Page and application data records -
*** Begin section ***
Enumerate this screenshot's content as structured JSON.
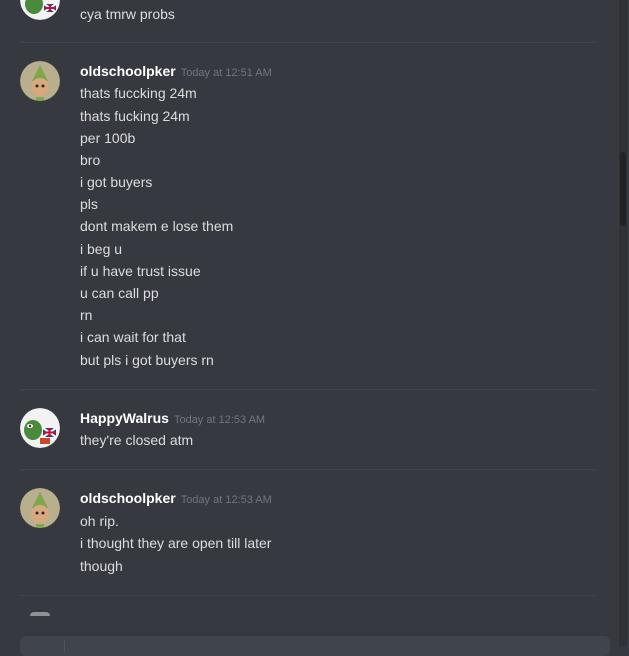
{
  "top_message": {
    "lines": [
      "cya tmrw probs"
    ]
  },
  "messages": [
    {
      "username": "oldschoolpker",
      "timestamp": "Today at 12:51 AM",
      "avatar_icon": "gnome-child-icon",
      "lines": [
        "thats fuccking 24m",
        "thats fucking 24m",
        "per 100b",
        "bro",
        "i got buyers",
        "pls",
        "dont makem e lose them",
        "i beg u",
        "if u have trust issue",
        "u can call pp",
        "rn",
        "i can wait for that",
        "but pls i got buyers rn"
      ]
    },
    {
      "username": "HappyWalrus",
      "timestamp": "Today at 12:53 AM",
      "avatar_icon": "pepe-frog-flag-icon",
      "lines": [
        "they're closed atm"
      ]
    },
    {
      "username": "oldschoolpker",
      "timestamp": "Today at 12:53 AM",
      "avatar_icon": "gnome-child-icon",
      "lines": [
        "oh rip.",
        "i thought they are open till later",
        "though"
      ]
    }
  ],
  "colors": {
    "background": "#36393f",
    "username": "#ffffff",
    "text": "#dcddde",
    "timestamp": "#72767d",
    "divider": "#42454a"
  }
}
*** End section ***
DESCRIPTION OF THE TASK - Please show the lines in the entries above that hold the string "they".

RESPONSE AREA -
        "they're closed atm"
        "i thought they are open till later",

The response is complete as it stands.